Aim of the exercise:
Whichever lines include the word "time", copy them as they appear in the data.

☆ ☆ ☆ ☆ ☆ ☆ ☆

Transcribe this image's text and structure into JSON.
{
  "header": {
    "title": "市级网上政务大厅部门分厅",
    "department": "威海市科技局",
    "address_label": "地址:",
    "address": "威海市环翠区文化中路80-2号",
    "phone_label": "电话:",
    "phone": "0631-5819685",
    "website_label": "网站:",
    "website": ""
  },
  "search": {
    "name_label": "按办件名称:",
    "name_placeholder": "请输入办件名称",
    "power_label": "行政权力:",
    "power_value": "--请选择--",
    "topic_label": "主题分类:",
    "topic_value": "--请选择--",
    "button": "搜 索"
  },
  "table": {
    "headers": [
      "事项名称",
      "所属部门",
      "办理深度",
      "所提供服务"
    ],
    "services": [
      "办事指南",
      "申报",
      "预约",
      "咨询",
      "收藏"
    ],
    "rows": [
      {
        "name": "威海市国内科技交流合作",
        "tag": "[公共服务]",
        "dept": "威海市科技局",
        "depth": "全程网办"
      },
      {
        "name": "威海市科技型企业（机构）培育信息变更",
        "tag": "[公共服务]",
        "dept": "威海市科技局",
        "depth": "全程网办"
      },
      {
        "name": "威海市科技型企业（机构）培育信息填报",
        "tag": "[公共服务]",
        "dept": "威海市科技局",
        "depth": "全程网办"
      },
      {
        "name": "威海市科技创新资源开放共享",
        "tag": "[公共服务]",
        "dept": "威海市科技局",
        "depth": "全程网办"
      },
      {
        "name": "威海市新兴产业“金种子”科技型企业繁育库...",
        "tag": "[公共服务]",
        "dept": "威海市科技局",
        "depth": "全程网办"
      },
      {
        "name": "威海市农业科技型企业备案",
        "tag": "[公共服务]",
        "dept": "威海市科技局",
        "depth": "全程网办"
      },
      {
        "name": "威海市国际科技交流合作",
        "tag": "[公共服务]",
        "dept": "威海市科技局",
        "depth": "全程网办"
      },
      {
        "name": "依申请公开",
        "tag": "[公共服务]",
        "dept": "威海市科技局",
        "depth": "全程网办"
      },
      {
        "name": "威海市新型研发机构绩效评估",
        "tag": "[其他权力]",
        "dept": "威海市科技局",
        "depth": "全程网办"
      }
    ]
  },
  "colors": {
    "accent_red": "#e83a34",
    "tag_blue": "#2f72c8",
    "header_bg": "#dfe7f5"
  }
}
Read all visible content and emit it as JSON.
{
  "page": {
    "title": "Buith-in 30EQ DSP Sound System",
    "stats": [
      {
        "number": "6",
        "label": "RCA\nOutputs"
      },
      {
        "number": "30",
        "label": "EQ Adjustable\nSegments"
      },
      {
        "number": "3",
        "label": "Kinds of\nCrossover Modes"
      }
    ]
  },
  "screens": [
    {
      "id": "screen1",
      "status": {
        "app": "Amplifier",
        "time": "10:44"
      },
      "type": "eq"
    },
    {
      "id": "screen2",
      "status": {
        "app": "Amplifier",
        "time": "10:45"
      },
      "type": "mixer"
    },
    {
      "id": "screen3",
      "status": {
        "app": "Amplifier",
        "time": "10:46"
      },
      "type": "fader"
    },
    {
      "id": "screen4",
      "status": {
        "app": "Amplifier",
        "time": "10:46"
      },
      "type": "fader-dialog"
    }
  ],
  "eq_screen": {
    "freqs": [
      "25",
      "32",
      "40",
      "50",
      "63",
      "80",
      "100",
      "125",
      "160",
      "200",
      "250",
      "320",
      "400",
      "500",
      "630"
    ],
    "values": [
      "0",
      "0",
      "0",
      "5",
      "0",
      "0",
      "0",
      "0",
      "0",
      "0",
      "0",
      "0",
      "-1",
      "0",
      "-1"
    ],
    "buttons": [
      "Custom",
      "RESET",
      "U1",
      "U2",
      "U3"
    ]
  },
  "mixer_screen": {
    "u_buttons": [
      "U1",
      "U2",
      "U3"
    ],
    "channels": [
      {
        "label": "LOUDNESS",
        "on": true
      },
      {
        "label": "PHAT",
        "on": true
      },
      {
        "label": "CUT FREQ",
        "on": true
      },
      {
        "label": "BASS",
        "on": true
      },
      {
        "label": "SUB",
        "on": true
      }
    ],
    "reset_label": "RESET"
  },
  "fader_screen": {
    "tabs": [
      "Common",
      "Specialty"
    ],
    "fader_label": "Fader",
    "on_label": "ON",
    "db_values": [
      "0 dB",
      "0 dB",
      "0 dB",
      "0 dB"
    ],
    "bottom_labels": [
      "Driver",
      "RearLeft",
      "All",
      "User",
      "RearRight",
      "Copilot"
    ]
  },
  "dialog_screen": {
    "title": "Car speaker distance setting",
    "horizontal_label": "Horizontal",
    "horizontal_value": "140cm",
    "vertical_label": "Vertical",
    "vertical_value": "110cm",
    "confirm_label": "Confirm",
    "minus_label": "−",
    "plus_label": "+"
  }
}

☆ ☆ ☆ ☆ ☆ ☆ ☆

Solution below:
        "time": "10:44"
        "time": "10:45"
        "time": "10:46"
        "time": "10:46"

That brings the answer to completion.